#### EXERCISE PROMPT:
The answer is a single number: the count of lines below in which the word "this" appears.

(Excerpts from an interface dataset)

**********

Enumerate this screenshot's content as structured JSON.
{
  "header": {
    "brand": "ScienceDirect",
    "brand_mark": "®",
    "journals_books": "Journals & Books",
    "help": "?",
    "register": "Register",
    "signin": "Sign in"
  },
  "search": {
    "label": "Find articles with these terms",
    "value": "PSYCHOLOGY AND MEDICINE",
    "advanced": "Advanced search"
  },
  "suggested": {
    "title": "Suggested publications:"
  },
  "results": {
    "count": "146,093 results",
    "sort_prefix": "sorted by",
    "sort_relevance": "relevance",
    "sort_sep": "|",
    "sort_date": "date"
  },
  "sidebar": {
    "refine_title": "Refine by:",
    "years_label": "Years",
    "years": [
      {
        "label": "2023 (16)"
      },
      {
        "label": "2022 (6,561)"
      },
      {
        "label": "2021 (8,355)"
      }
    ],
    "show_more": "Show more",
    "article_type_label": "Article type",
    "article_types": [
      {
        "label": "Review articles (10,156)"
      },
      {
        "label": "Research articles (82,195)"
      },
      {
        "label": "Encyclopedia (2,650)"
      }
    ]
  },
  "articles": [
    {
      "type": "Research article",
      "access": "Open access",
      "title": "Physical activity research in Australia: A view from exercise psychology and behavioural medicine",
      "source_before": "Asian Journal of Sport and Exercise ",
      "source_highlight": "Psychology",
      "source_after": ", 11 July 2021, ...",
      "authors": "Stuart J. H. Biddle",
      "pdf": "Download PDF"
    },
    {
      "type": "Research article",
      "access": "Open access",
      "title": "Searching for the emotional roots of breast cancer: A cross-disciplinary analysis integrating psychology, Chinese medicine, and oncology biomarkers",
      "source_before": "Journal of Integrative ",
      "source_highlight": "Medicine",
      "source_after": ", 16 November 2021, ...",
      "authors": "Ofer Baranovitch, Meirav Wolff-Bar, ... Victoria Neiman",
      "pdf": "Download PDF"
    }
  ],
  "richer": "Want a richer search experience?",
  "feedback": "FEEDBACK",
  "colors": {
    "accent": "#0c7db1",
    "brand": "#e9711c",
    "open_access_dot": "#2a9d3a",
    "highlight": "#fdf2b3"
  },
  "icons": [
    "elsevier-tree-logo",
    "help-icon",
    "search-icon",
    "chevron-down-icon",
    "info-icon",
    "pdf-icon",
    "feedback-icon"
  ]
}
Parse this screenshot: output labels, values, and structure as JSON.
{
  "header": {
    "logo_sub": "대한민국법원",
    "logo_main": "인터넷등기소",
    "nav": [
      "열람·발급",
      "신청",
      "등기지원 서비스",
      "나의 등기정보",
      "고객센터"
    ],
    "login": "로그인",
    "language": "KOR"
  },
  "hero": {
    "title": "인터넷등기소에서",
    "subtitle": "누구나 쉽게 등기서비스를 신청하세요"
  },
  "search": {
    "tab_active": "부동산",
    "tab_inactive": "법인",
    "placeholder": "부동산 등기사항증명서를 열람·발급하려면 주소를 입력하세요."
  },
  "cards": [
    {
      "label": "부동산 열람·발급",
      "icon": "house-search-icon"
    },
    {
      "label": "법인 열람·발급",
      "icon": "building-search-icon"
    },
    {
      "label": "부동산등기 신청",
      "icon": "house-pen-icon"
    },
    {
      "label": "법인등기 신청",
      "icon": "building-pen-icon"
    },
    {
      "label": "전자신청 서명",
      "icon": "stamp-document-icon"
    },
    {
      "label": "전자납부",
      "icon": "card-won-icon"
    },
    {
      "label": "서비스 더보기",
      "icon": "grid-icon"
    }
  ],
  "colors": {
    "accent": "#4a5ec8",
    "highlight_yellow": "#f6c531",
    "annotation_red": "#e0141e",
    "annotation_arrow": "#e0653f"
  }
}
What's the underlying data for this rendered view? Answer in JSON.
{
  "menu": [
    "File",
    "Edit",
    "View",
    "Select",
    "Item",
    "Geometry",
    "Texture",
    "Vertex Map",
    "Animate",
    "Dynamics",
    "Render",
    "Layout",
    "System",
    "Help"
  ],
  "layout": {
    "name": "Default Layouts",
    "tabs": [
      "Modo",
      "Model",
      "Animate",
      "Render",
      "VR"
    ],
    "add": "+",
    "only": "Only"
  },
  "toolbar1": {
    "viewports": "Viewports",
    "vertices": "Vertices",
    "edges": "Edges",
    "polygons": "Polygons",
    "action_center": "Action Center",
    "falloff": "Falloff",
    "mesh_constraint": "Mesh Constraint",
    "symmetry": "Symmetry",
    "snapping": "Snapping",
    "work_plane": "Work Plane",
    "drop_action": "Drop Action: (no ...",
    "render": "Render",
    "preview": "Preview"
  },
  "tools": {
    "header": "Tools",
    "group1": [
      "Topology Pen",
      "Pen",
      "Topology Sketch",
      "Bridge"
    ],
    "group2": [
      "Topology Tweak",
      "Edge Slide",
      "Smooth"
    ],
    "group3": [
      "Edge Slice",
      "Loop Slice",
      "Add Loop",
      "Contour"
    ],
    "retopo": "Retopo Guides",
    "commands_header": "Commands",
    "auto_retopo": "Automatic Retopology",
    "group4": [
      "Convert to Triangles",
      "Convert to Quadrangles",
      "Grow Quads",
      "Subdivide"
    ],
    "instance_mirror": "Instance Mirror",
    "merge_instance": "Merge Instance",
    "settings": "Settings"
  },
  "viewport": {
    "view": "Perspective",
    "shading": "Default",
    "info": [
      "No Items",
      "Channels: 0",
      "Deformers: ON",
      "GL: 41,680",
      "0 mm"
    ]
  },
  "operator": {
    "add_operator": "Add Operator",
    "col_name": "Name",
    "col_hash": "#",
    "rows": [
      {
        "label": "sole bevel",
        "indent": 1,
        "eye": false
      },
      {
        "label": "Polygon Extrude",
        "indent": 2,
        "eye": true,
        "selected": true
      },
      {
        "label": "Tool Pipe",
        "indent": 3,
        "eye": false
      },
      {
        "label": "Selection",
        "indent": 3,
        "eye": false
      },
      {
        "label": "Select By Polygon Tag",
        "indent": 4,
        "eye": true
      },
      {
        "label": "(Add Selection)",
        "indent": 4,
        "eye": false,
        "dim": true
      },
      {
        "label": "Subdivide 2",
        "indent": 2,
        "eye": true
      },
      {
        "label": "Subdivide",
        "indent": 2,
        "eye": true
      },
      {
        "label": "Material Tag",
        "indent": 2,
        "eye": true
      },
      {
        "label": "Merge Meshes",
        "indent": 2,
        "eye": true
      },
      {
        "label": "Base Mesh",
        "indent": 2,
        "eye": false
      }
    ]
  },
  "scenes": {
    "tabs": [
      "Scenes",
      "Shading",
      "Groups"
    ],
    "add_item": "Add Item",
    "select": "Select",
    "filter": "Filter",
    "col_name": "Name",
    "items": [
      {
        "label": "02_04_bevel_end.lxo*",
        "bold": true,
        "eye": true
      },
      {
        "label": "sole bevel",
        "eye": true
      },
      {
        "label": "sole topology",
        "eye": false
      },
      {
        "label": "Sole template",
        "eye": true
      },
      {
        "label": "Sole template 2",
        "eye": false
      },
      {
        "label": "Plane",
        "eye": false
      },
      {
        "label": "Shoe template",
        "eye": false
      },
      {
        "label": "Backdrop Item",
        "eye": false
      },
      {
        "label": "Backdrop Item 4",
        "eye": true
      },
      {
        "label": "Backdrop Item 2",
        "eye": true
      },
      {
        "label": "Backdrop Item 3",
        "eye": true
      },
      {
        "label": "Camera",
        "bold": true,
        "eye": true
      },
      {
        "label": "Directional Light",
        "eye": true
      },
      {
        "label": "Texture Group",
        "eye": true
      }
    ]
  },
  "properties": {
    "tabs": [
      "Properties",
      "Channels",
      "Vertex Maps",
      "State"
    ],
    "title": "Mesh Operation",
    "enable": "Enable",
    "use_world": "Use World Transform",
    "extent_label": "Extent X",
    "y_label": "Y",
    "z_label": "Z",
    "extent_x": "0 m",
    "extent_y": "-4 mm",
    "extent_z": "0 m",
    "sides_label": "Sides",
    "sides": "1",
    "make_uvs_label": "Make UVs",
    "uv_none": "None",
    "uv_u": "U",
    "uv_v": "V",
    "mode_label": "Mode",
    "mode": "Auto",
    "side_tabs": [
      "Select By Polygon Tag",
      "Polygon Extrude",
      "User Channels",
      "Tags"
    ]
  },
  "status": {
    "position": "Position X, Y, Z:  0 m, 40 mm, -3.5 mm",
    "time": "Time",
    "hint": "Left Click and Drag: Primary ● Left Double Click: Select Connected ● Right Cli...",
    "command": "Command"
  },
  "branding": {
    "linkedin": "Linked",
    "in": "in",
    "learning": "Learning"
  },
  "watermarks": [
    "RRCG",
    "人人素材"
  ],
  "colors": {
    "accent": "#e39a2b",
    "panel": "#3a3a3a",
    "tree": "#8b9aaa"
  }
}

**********

#### WRITTEN REPLY:
3